Embracing the Seasons: A Guide to Acceptance and Commitment Therapy for Seasonal Depression

Introduction: As the seasons change, so do our moods and energy levels. For some, the winter months bring about a sense of melancholy and fatigue known as seasonal depression or Seasonal Affective Disorder (SAD). Rather than battling against the natural ebb and flow of the seasons, Acceptance and Commitment Therapy (ACT) encourages individuals to embrace the changes and cultivate a mindful, values-based life. In this article, we will explore how ACT can be a powerful tool for navigating seasonal depression and finding fulfillment despite the winter blues.

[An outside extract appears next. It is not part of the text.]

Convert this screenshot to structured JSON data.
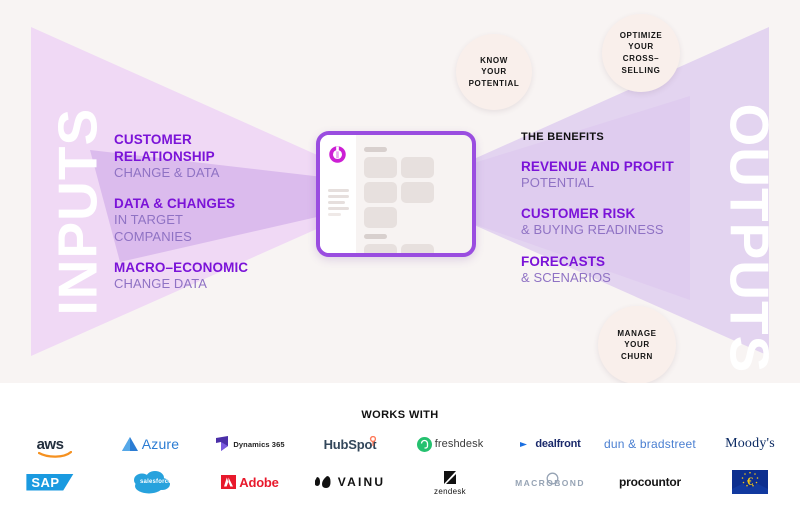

  1. Mindfulness and Present Moment Awareness: One of the core principles of ACT is mindfulness – the practice of being fully present in the moment without judgment. During the winter months, it’s common to dwell on the past or worry about the future. Instead, try to anchor yourself in the present. Engage in mindfulness exercises, such as deep breathing or meditation, to develop a greater awareness of your thoughts and emotions without becoming entangled in them.
  2. Defusion Techniques: ACT emphasizes the concept of cognitive defusion, which involves distancing yourself from your thoughts. Rather than letting negative thoughts about the winter season consume you, learn to observe them with curiosity. Imagine your thoughts as leaves floating down a stream – acknowledge them without getting caught up in their current. By defusing from distressing thoughts, you create space for more constructive and positive perspectives.
  3. Values Clarification: Identify and clarify your values – the things that truly matter to you. Whether it’s connecting with loved ones, pursuing a hobby, or contributing to your community, focusing on your values provides a sense of purpose. Even during the winter months, align your daily activities with your values to create a meaningful and fulfilling life.
  4. Committed Action: ACT emphasizes the importance of taking committed action towards your values, even in the face of discomfort. Create a winter plan that incorporates activities aligned with your values, whether it’s a cozy evening with friends, a winter sport, or a creative project. Commit to these actions, recognizing that they contribute to your overall well-being.
  5. Connection and Social Support: Seasonal depression can intensify feelings of isolation. Actively seek connection with others, whether it’s through social events, support groups, or reaching out to friends and family. Share your experiences and feelings, and be open to receiving support. Connecting with others can provide warmth and light during the colder months.

Acceptance and Commitment Therapy teaches us to embrace the changing seasons, recognizing that discomfort is a natural part of life. By practicing mindfulness, defusing from negative thoughts, clarifying values, taking committed action, and fostering connections, individuals can navigate seasonal depression with resilience and purpose. Remember, winter is just one season in the grand tapestry of life – a season that can be approached with acceptance, commitment, and the potential for personal growth.